The above preview is unformatted text

This student written piece of work is one of many that can be found in our AS and A Level Coastal Landforms section.

Found what you're looking for?

  • Start learning 29% faster today
  • 150,000+ documents available
  • Just £6.99 a month

Not the one? Search for your essay title...
  • Join over 1.2 million students every month
  • Accelerate your learning by 29%
  • Unlimited access from just £6.99 per month

See related essaysSee related essays

Related AS and A Level Coastal Landforms essays

  1. "An investigation into the methods of coastal management along Brighton's Coastline and the reasons ...

    The waves for that reason is rigorously, more rapidly and filled with full potential of energy. The destructive waves wear away the beach more, during winter than in summer since waves are calmer as there is diminutive wind blowing. Figure 8: Picture of a Beach profile Figure 9: Diagram explaining

  2. North Stradbroke Island Report

    Moreton Bay not the Pacific Ocean and sand bars are adjacent to the beach. Seagrasses are low-lying short grasses that are food for a variety of organisms. Dugongs, turtles and birds, which live in the area, directly consume the seagrass.

  1. Coastal Processes

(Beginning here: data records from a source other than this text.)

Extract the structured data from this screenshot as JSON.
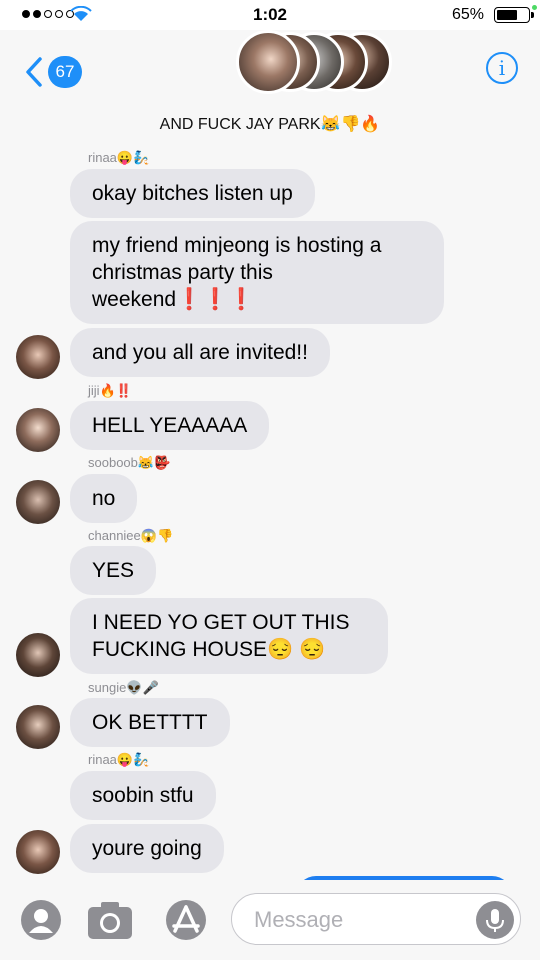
{
  "status_bar": {
    "time": "1:02",
    "battery_percent": "65%"
  },
  "header": {
    "back_count": "67",
    "group_title": "AND FUCK JAY PARK😹👎🔥",
    "info_label": "i"
  },
  "messages": [
    {
      "sender": "rinaa😛🧞",
      "bubbles": [
        "okay bitches listen up",
        "my friend minjeong is hosting a christmas party this weekend❗️❗️❗️",
        "and you all are invited!!"
      ]
    },
    {
      "sender": "jiji🔥‼️",
      "bubbles": [
        "HELL YEAAAAA"
      ]
    },
    {
      "sender": "sooboob😹👺",
      "bubbles": [
        "no"
      ]
    },
    {
      "sender": "channiee😱👎",
      "bubbles": [
        "YES",
        "I NEED YO GET OUT THIS FUCKING HOUSE😔 😔"
      ]
    },
    {
      "sender": "sungie👽🎤",
      "bubbles": [
        "OK BETTTT"
      ]
    },
    {
      "sender": "rinaa😛🧞",
      "bubbles": [
        "soobin stfu",
        "youre going"
      ]
    }
  ],
  "input": {
    "placeholder": "Message"
  },
  "icons": {
    "back": "chevron-left-icon",
    "info": "info-icon",
    "contact": "contact-icon",
    "camera": "camera-icon",
    "appstore": "appstore-icon",
    "mic": "microphone-icon"
  },
  "colors": {
    "accent": "#1e8ff8",
    "bubble_received": "#e5e5ea",
    "bubble_sent": "#1e7ef0"
  }
}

    The heaviest and largest material is left near the cliff. The sea moves, grades and deposits other material according to size away from the cliff so the finest material is deposited as sand off the coast. The material produced by weathering and erosion is moved by waves along the coast and out to sea.

  2. Mullaghmore Sand Dune Fieldwork

    Within 10 metres it then increases to its peak of 9.5 where it then fluctuates until we reach the end of the transect and it rests at 8.6 which is verging on a neutral pH. The temperature and wind speed scatter graphs were drawn on the same axis, to see

  1. Investigate the effects of costal processes on Porlock Bay in Somerset and also to ...

    4 10.0 - 12.4 //// 4 12.5 - 14.9 / 1 15.0 - 17.4 /// 3 17.5 - 20 //// 4 20 + /// 3 The graph below shows the frequency of the number of pebbles that were at Gore Point.

  2. An investigation into how beach material varies in shape and size up the beach.

    come from the cliffs and are not usually found near the sea. At 20m up the beach, most pebbles are large as they are seldom eroded by waves, but some are small as they are carried right up the beach in the swash of the waves, and cannot be taken back due to weak backwashes.

  1. "Describe and explain the differences in the coastline North and South of the Tower ...

    We took 10 measurements and then calculated the average. Average Wave Length This measurement could not be measured in the sea but a formula is used to calculate it. As we took our measurement in water under 2m and considered shallow we used the following calculation: Wave Length (m)

  2. In my studies I will try and determine how and why management strategies have ...

    Conflicts are and have arisen due to both the Golf Clubs, naturalistic and localised views, when determining how the area should be defended. In my studies I will also have to look at how, briefly, these constraints, among with many others determine what coastal schemes will be used within Brancaster or any other area.

  • Over 160,000 pieces
    of student written work
  • Annotated by
    experienced teachers
  • Ideas and feedback to
    improve your own work